The most embarrassing Rider bug has finally been fixed after 3+ years

EDIT 2023-03-06: never mind, the fix was already reverted due to "possible performance degradations"

JetBrains Rider is an amazing IDE for .NET development. I strongly prefer it to Visual Studio. However, for many years now Rider has had one deeply embarrassing flaw: the inability to properly debug async code.

Consider a very simple example program:

// there should not be anything running on this address
var req = new HttpRequestMessage(HttpMethod.Post, "http://localhost:1337/");

var client = new HttpClient();

// this will throw
await client.SendAsync(req);

Provided you don't have a local webserver listening on port 1337, running this program will throw an HttpRequestException on line 7. If you're debugging it, you'd expect to see something like the following example provided by VS Code:

In Rider, however, you'd get this:

Rather than showing the actual user code that caused the exception, Rider instead breaks somewhere deep in the bowels of .NET base library code. And to top it off, while it shows you the call stack, it will not even allow you to jump back to your own code.

The result: async code is effectively un-debuggable in Rider. And with async code being everywhere in modern .NET applications, this makes Rider's debugging experience a plainly embarrassing one, especially when considering that even free tools like VS Code can do so much better.

Not only that, but this bug has been in Rider for years [1]. At least 3 that I know of myself, but it looks like it's been there for a longer time than that, perhaps being fixed and then regressed again along the way [2]. I wouldn't be surprised if this has never properly worked at all. Either way, it's pretty sad that such a fundamental bug can exist for so long.

Fortunately, here's how the most recent Rider build, 2023.1 EAP4, handles this apparently extremely difficult scenario:

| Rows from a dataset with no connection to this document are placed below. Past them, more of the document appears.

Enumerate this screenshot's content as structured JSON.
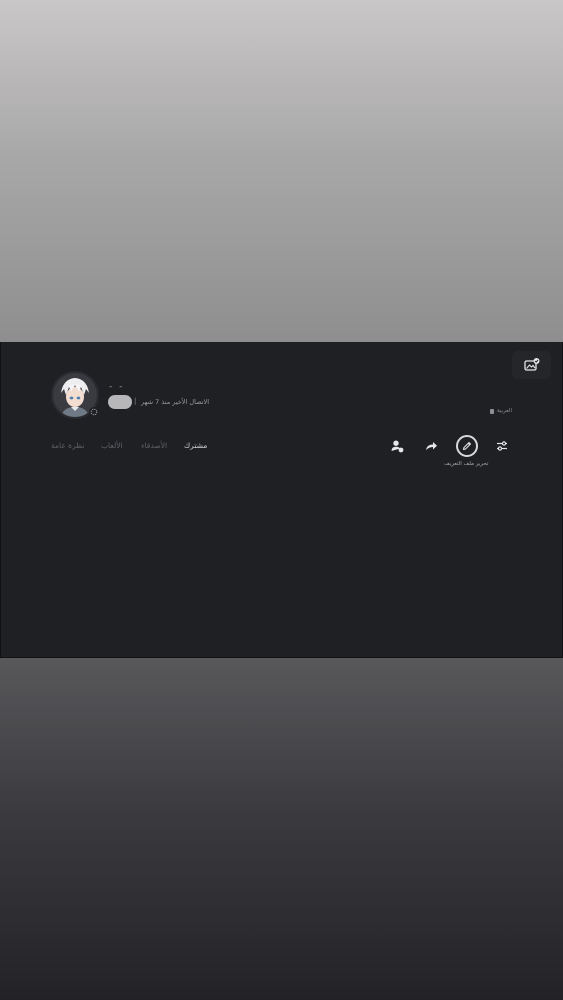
{
  "profile": {
    "display_name": "- -",
    "last_online": "الاتصال الأخير منذ 7 شهر",
    "separator": "|",
    "region": "العربية"
  },
  "tabs": [
    {
      "label": "مشترك",
      "active": true
    },
    {
      "label": "الأصدقاء",
      "active": false
    },
    {
      "label": "الألعاب",
      "active": false
    },
    {
      "label": "نظرة عامة",
      "active": false
    }
  ],
  "actions": {
    "edit_profile_label": "تحرير ملف التعريف"
  },
  "icons": {
    "banner_edit": "image-check-icon",
    "settings": "sliders-icon",
    "edit": "pencil-icon",
    "share": "share-arrow-icon",
    "add_friend": "add-user-icon"
  },
  "colors": {
    "panel_bg": "#1f2024",
    "active_tab": "#d2d3d6",
    "inactive_tab": "#5f6065"
  }
}
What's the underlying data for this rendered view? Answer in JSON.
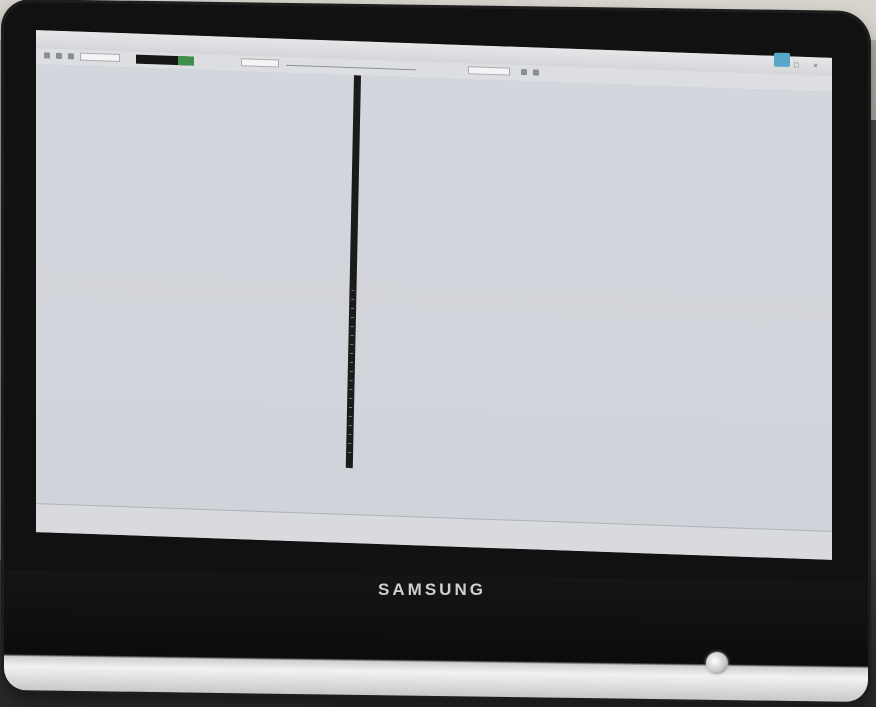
{
  "scene": {
    "brand": "SAMSUNG"
  },
  "app": {
    "window_title": "",
    "menu": [],
    "toolbar": {
      "time_value": "",
      "field_a": "",
      "field_b": "",
      "field_c": ""
    },
    "status_text": "",
    "side_label": ""
  },
  "colors": {
    "screen_bg": "#d3d6dc",
    "tower": "#1b1b1b",
    "time_green": "#3f8f4a",
    "bezel": "#111111"
  },
  "icons": [
    "window-controls-icon",
    "toolbar-icon",
    "corner-widget-icon"
  ]
}
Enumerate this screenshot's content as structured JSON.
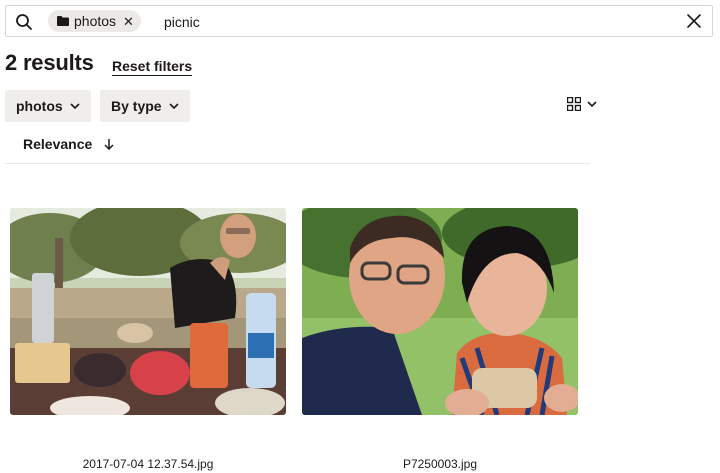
{
  "search": {
    "chip_label": "photos",
    "query": "picnic",
    "placeholder": ""
  },
  "results": {
    "count_label": "2 results",
    "reset_label": "Reset filters"
  },
  "filters": [
    {
      "label": "photos"
    },
    {
      "label": "By type"
    }
  ],
  "sort": {
    "label": "Relevance"
  },
  "files": [
    {
      "name": "2017-07-04 12.37.54.jpg"
    },
    {
      "name": "P7250003.jpg"
    }
  ],
  "icons": {
    "search": "search-icon",
    "folder": "folder-icon",
    "remove": "close-icon",
    "clear": "close-icon",
    "chevron": "chevron-down-icon",
    "grid": "grid-view-icon",
    "sort": "arrow-down-icon"
  },
  "colors": {
    "text": "#1e1919",
    "chip_bg": "#eceae6",
    "filter_bg": "#f0eeeb",
    "border": "#d9d6d2"
  }
}
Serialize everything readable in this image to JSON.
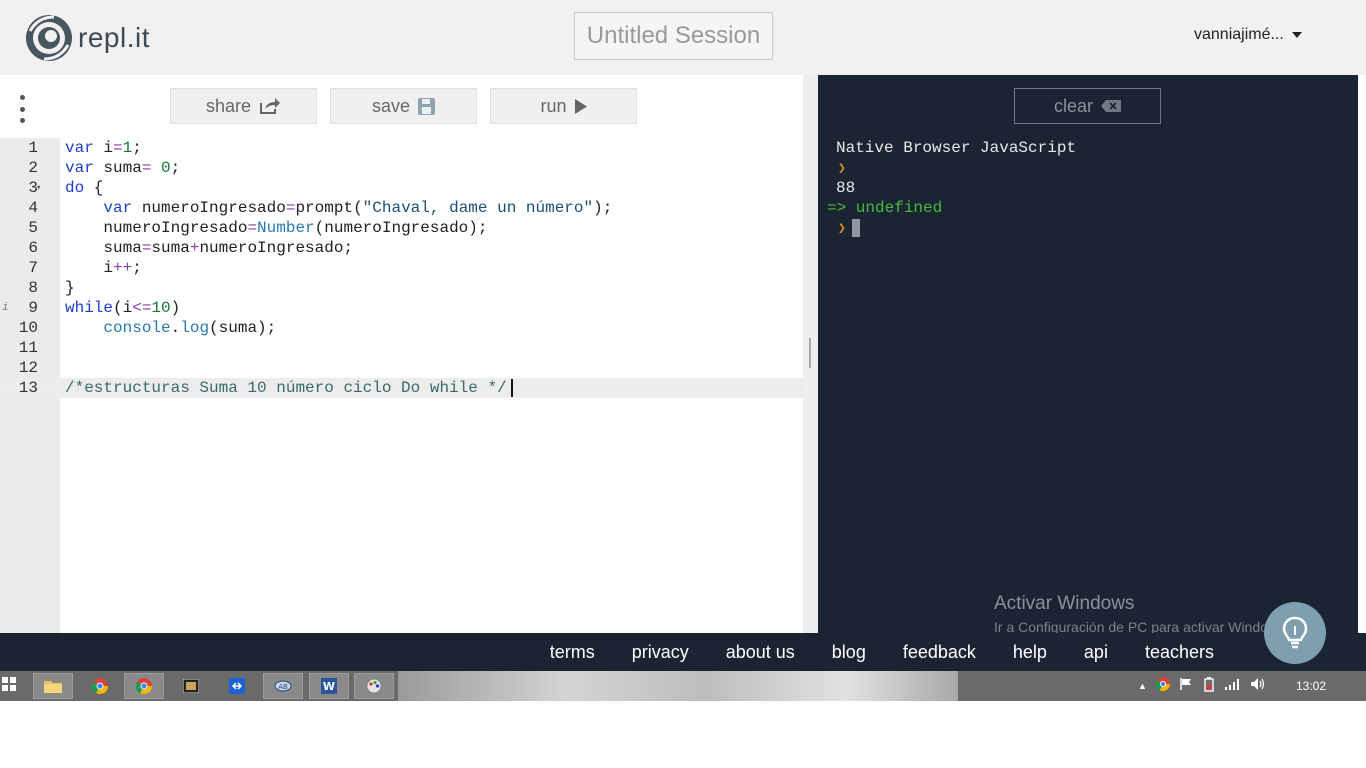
{
  "header": {
    "logo_text": "repl.it",
    "session_title": "Untitled Session",
    "user_name": "vanniajimé..."
  },
  "toolbar": {
    "share_label": "share",
    "save_label": "save",
    "run_label": "run"
  },
  "editor": {
    "active_line": 13,
    "lines": [
      {
        "n": "1",
        "code": "var i=1;"
      },
      {
        "n": "2",
        "code": "var suma= 0;"
      },
      {
        "n": "3",
        "code": "do {"
      },
      {
        "n": "4",
        "code": "    var numeroIngresado=prompt(\"Chaval, dame un número\");"
      },
      {
        "n": "5",
        "code": "    numeroIngresado=Number(numeroIngresado);"
      },
      {
        "n": "6",
        "code": "    suma=suma+numeroIngresado;"
      },
      {
        "n": "7",
        "code": "    i++;"
      },
      {
        "n": "8",
        "code": "}"
      },
      {
        "n": "9",
        "code": "while(i<=10)"
      },
      {
        "n": "10",
        "code": "    console.log(suma);"
      },
      {
        "n": "11",
        "code": ""
      },
      {
        "n": "12",
        "code": ""
      },
      {
        "n": "13",
        "code": "/*estructuras Suma 10 número ciclo Do while */"
      }
    ]
  },
  "console": {
    "clear_label": "clear",
    "header": "Native Browser JavaScript",
    "output_value": "88",
    "result_text": "=> undefined"
  },
  "watermark": {
    "title": "Activar Windows",
    "subtitle": "Ir a Configuración de PC para activar Windows."
  },
  "footer": {
    "links": [
      "terms",
      "privacy",
      "about us",
      "blog",
      "feedback",
      "help",
      "api",
      "teachers"
    ]
  },
  "taskbar": {
    "clock": "13:02"
  },
  "colors": {
    "console_bg": "#1b2433",
    "result_green": "#4ab93a",
    "prompt_orange": "#e0901e",
    "keyword_blue": "#1a3fc4"
  }
}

Rejoice, oh weary user! No longer shalt thou debug thine code using Console.WriteLine statements! No longer shalt thou be forced to place breakpoints in places where thou thinketh thine code might throw that exception! For the Lord hath at last provided thou with an acceptable debugging experience! Rejoice! Rejoice in the Light of His Glory!